[Material shown]

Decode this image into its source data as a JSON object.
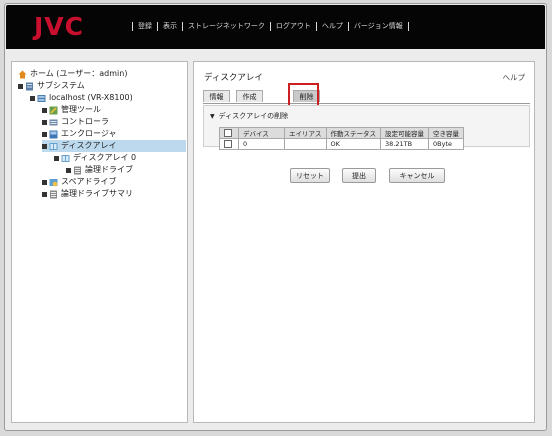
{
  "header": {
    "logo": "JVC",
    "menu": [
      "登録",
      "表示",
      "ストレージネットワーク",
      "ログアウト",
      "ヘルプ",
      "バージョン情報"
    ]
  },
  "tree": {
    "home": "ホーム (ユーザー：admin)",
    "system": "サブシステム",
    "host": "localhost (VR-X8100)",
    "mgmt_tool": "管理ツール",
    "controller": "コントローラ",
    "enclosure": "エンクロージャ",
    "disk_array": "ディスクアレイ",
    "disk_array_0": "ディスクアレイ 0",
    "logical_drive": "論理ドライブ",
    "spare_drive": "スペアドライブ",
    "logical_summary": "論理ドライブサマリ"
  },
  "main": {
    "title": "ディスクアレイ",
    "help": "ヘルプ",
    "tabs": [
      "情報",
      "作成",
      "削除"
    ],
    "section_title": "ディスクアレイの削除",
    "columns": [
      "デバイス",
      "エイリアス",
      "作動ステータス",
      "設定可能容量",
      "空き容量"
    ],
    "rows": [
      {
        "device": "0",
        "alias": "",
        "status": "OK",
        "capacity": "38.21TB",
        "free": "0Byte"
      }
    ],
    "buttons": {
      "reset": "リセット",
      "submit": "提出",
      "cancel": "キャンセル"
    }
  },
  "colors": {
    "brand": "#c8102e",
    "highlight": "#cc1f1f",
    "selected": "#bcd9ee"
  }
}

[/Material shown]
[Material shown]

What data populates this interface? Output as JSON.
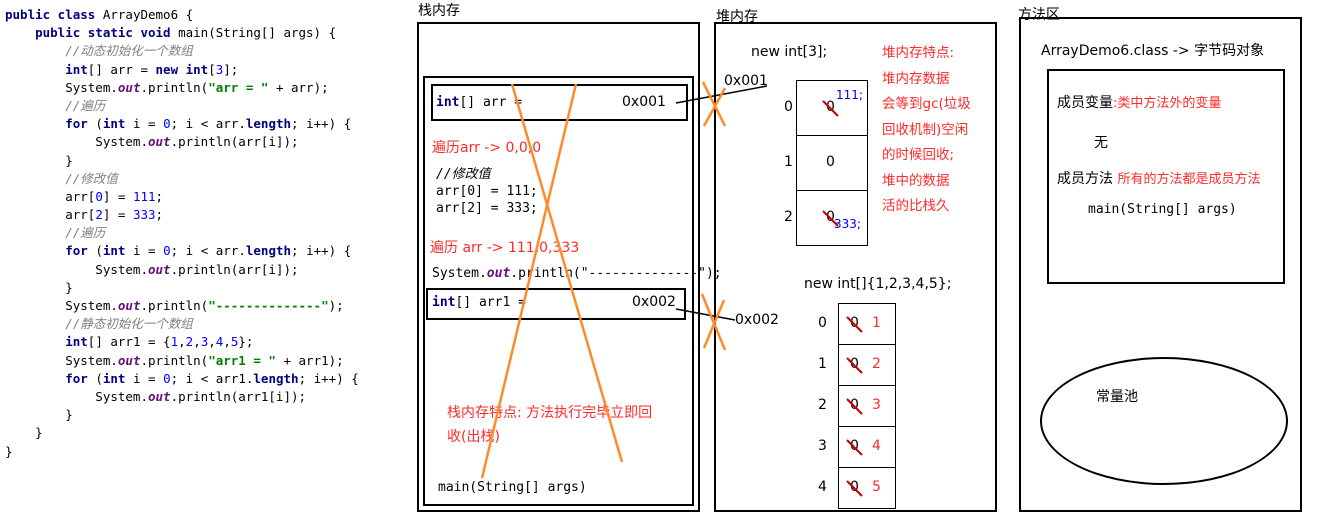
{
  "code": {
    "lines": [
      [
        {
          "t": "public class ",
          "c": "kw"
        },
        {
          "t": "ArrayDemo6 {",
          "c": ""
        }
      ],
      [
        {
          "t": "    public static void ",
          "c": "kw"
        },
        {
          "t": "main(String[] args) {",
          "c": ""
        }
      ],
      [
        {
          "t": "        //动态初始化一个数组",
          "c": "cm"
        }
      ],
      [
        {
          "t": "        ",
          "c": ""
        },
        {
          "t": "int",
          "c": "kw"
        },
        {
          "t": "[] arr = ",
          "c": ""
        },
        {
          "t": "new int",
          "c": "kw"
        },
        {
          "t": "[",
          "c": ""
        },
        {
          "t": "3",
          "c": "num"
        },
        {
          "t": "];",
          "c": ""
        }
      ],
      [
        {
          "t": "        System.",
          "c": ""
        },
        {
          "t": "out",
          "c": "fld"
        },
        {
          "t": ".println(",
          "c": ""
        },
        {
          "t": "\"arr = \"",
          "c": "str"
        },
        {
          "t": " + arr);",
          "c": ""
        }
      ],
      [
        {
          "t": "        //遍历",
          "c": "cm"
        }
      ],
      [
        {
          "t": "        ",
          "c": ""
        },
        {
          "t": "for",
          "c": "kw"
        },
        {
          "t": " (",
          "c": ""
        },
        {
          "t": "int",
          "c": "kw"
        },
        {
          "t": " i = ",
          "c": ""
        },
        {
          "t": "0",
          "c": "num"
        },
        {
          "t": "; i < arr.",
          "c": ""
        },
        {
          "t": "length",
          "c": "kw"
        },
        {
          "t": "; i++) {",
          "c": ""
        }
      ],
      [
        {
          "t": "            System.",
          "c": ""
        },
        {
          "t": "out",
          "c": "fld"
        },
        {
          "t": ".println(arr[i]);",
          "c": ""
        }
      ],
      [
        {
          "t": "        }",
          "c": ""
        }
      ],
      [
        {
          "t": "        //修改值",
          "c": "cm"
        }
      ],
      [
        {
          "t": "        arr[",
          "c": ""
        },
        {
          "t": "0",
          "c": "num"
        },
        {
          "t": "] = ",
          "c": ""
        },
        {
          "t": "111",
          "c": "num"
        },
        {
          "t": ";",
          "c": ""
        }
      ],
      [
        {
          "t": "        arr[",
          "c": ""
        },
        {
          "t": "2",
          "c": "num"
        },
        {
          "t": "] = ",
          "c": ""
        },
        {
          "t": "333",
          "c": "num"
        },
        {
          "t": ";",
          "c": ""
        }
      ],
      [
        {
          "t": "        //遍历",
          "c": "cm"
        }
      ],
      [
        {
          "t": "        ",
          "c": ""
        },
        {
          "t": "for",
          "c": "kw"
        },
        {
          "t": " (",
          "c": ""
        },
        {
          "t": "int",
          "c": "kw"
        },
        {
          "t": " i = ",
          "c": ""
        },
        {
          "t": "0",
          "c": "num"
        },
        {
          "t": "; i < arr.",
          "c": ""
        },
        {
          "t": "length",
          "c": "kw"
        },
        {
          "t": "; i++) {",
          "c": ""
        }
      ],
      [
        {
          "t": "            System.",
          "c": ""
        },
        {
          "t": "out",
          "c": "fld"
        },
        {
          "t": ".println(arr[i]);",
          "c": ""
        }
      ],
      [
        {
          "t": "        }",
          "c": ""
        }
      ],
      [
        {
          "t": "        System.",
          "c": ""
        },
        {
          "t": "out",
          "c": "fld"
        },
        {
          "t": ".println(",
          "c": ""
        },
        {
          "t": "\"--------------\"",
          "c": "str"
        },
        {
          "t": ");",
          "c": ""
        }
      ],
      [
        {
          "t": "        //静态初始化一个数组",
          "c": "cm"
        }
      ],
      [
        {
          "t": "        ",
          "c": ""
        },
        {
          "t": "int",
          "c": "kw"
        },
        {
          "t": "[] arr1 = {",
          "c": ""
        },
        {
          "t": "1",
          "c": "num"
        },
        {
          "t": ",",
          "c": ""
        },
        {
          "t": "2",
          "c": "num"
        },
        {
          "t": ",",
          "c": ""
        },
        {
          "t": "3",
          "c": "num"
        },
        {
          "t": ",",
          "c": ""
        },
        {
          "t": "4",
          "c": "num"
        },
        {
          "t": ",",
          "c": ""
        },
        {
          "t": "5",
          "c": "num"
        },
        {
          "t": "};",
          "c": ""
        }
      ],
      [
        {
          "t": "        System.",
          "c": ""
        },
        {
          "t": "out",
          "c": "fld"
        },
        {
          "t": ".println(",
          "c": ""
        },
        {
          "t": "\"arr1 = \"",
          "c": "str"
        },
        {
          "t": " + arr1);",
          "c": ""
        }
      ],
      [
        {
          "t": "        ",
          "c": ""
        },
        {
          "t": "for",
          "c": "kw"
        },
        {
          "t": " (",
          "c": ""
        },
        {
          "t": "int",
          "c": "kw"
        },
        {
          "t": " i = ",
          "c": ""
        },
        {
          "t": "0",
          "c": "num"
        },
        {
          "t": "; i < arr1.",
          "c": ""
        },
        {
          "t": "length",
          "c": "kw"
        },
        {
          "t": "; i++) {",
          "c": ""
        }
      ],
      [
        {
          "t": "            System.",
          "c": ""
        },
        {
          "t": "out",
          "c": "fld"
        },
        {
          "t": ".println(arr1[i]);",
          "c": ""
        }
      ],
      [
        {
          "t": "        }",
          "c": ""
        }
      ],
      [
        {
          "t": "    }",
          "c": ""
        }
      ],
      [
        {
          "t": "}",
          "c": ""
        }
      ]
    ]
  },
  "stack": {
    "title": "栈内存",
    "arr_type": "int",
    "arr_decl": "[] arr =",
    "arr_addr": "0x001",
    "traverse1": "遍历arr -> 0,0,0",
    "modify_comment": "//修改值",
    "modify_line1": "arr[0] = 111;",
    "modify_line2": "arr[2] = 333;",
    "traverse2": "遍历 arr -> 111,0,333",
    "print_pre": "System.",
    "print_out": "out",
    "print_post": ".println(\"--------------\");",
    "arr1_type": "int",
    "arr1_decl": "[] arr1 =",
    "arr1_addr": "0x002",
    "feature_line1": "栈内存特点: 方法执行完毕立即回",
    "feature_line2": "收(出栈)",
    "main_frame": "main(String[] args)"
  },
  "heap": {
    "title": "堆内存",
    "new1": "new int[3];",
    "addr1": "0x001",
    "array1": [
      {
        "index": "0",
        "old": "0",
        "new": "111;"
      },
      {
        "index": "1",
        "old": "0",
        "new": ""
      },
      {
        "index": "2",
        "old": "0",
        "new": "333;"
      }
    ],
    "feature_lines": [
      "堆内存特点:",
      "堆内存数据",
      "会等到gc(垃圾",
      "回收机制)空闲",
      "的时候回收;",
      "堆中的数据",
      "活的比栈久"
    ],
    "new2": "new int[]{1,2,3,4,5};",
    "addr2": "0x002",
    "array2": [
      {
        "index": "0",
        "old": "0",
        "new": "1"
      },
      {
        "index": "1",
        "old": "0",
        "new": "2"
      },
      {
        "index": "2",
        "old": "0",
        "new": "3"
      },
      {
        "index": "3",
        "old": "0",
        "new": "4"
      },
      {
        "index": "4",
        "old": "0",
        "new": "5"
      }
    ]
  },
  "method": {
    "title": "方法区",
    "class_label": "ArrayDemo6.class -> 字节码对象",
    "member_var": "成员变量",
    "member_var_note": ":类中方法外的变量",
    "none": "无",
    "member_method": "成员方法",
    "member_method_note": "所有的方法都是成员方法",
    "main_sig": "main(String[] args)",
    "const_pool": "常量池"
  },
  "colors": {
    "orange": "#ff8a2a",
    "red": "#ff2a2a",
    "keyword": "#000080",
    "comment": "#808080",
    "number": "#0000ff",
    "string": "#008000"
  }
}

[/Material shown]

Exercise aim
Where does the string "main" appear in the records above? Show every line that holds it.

Answer box
  "main": {
          "t": "main(String[] args) {",
    "main_frame": "main(String[] args)"
    "main_sig": "main(String[] args)",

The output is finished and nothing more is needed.